Geological Sciences represent a crucial perspective for investigating past earthquakes. Indeed, many moderate to strong crustal events produce direct and permanent effects on the earth surface (i.e. morphogenic earthquakes) and the role of "earthquake geologists" is to recognise, read, describe, measure, analyse and interpret all these linear and/or areal features. Geological investigations of past earthquakes can detect, measure and study such features even several years after they were formed. Moreover, Geological Sciences can investigate both single-event effects as well as the cumulative ones.

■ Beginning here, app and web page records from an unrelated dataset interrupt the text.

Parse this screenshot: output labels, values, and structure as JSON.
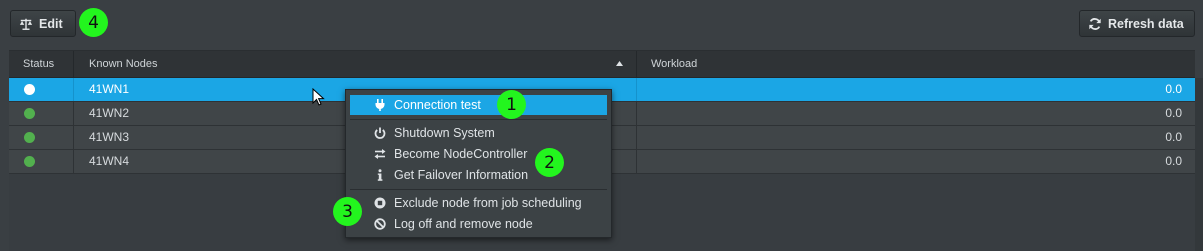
{
  "toolbar": {
    "edit_label": "Edit",
    "refresh_label": "Refresh data"
  },
  "grid": {
    "columns": {
      "status": "Status",
      "nodes": "Known Nodes",
      "workload": "Workload"
    },
    "rows": [
      {
        "name": "41WN1",
        "workload": "0.0",
        "status_color": "#ffffff",
        "selected": true
      },
      {
        "name": "41WN2",
        "workload": "0.0",
        "status_color": "#52b04e"
      },
      {
        "name": "41WN3",
        "workload": "0.0",
        "status_color": "#52b04e"
      },
      {
        "name": "41WN4",
        "workload": "0.0",
        "status_color": "#52b04e"
      }
    ]
  },
  "context_menu": {
    "items": [
      {
        "label": "Connection test",
        "icon": "plug-icon"
      },
      {
        "label": "Shutdown System",
        "icon": "power-icon"
      },
      {
        "label": "Become NodeController",
        "icon": "swap-arrows-icon"
      },
      {
        "label": "Get Failover Information",
        "icon": "info-icon"
      },
      {
        "label": "Exclude node from job scheduling",
        "icon": "stop-circle-icon"
      },
      {
        "label": "Log off and remove node",
        "icon": "ban-icon"
      }
    ]
  },
  "annotations": [
    "1",
    "2",
    "3",
    "4"
  ],
  "colors": {
    "accent": "#1ba6e5",
    "badge": "#23f51e",
    "status_ok": "#52b04e"
  }
}
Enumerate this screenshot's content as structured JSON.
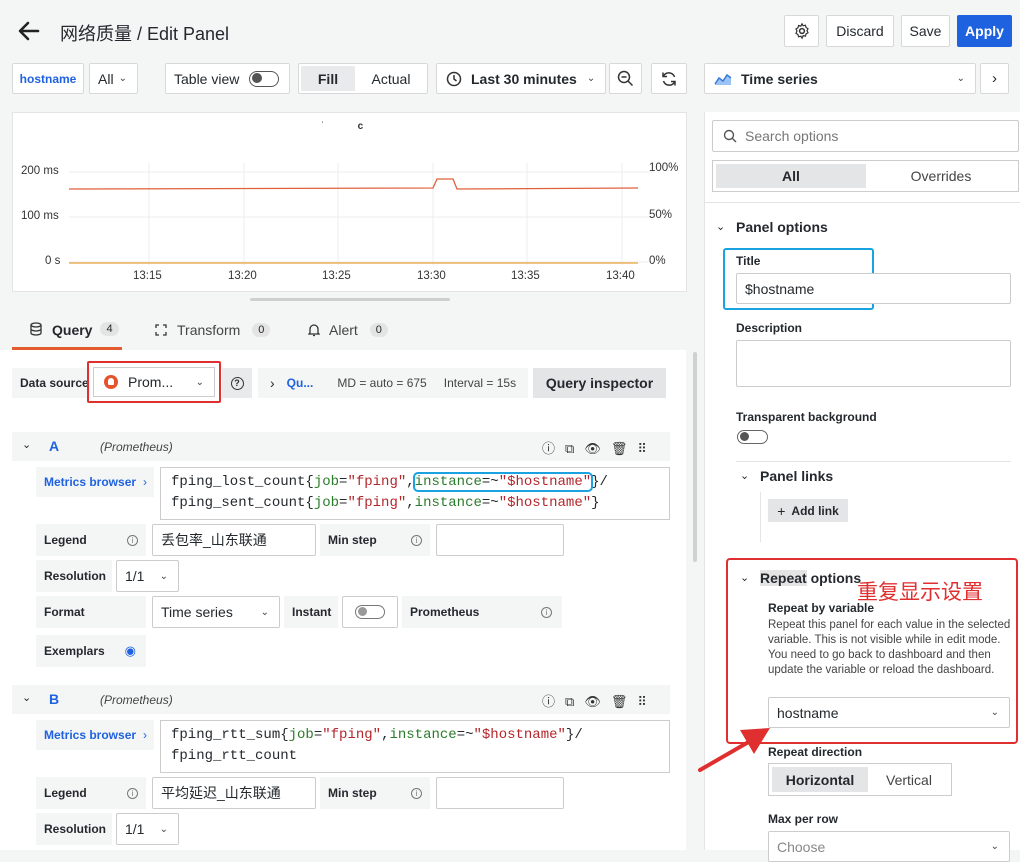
{
  "header": {
    "title": "网络质量 / Edit Panel",
    "discard_label": "Discard",
    "save_label": "Save",
    "apply_label": "Apply"
  },
  "toolbar": {
    "variable_name": "hostname",
    "variable_value": "All",
    "table_view_label": "Table view",
    "fill_label": "Fill",
    "actual_label": "Actual",
    "time_range": "Last 30 minutes",
    "visualization": "Time series"
  },
  "chart_data": {
    "type": "line",
    "title": "",
    "x": [
      "13:15",
      "13:20",
      "13:25",
      "13:30",
      "13:35",
      "13:40"
    ],
    "y_left_ticks": [
      "0 s",
      "100 ms",
      "200 ms"
    ],
    "y_right_ticks": [
      "0%",
      "50%",
      "100%"
    ],
    "series": [
      {
        "color": "#e0603a",
        "description_level_ms": 188,
        "spike_ms": 208
      },
      {
        "color": "#e8a23a",
        "description_level_pct": 0.5
      }
    ]
  },
  "query_tabs": [
    {
      "label": "Query",
      "count": "4"
    },
    {
      "label": "Transform",
      "count": "0"
    },
    {
      "label": "Alert",
      "count": "0"
    }
  ],
  "datasource": {
    "label": "Data source",
    "value": "Prom...",
    "query_options": "Qu...",
    "md": "MD = auto = 675",
    "interval": "Interval = 15s",
    "inspector_label": "Query inspector"
  },
  "queries": [
    {
      "letter": "A",
      "source": "(Prometheus)",
      "metrics_browser": "Metrics browser",
      "expr_line1_a": "fping_lost_count{",
      "expr_line1_b": "job",
      "expr_line1_c": "=",
      "expr_line1_d": "\"fping\"",
      "expr_line1_e": ",",
      "expr_line1_f": "instance",
      "expr_line1_g": "=~",
      "expr_line1_h": "\"$hostname\"",
      "expr_line1_i": "}/",
      "expr_line2_a": "fping_sent_count{",
      "expr_line2_b": "job",
      "expr_line2_c": "=",
      "expr_line2_d": "\"fping\"",
      "expr_line2_e": ",",
      "expr_line2_f": "instance",
      "expr_line2_g": "=~",
      "expr_line2_h": "\"$hostname\"",
      "expr_line2_i": "}",
      "legend_label": "Legend",
      "legend_value": "丢包率_山东联通",
      "min_step_label": "Min step",
      "resolution_label": "Resolution",
      "resolution_value": "1/1",
      "format_label": "Format",
      "format_value": "Time series",
      "instant_label": "Instant",
      "prometheus_label": "Prometheus",
      "exemplars_label": "Exemplars"
    },
    {
      "letter": "B",
      "source": "(Prometheus)",
      "metrics_browser": "Metrics browser",
      "expr_line1_a": "fping_rtt_sum{",
      "expr_line1_b": "job",
      "expr_line1_c": "=",
      "expr_line1_d": "\"fping\"",
      "expr_line1_e": ",",
      "expr_line1_f": "instance",
      "expr_line1_g": "=~",
      "expr_line1_h": "\"$hostname\"",
      "expr_line1_i": "}/",
      "expr_line2_a": "fping_rtt_count",
      "legend_label": "Legend",
      "legend_value": "平均延迟_山东联通",
      "min_step_label": "Min step",
      "resolution_label": "Resolution",
      "resolution_value": "1/1"
    }
  ],
  "options": {
    "search_placeholder": "Search options",
    "tab_all": "All",
    "tab_overrides": "Overrides",
    "panel_options_label": "Panel options",
    "title_label": "Title",
    "title_value": "$hostname",
    "description_label": "Description",
    "transparent_label": "Transparent background",
    "panel_links_label": "Panel links",
    "add_link_label": "Add link",
    "repeat_options_a": "Repeat",
    "repeat_options_b": " options",
    "annotation": "重复显示设置",
    "repeat_by_label": "Repeat by variable",
    "repeat_help": "Repeat this panel for each value in the selected variable. This is not visible while in edit mode. You need to go back to dashboard and then update the variable or reload the dashboard.",
    "repeat_value": "hostname",
    "repeat_direction_label": "Repeat direction",
    "horizontal_label": "Horizontal",
    "vertical_label": "Vertical",
    "max_per_row_label": "Max per row",
    "max_per_row_placeholder": "Choose"
  },
  "colors": {
    "primary": "#1f62e0",
    "annotation_red": "#e02f2f",
    "highlight_blue": "#1aa3e0"
  }
}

Geological investigations of past events is also of primary importance for seismic hazard assessment, which requires the interplay of different disciplines and expertises. For example, geological studies can provide crucial information for regions where instrumental seismic records or detailed historical accounts are not available, but that generated destructive earthquakes in the past and may generate similar events in the future. Geological approaches to the investigation of past earthquakes are fundamental to contribute to determine or to infer important parameters for seismic hazard assessment, including the maximum expected magnitude, the return period for a given magnitude and the mean slip-rate.
In this session, we welcome contributions describing and critically discussing any geological aspect of earthquakes and seismogenic faults. We are interested in papers based on all geological approaches and particularly on researches dealing with new and innovative methodological or multidisciplinary approaches. We look forward to a lively and cross-disciplinary programme that will bring together a broad range of expertises to discuss on the crucial contribution of Geological Sciences to the investigation of earthquakes and to seismic hazard assessment.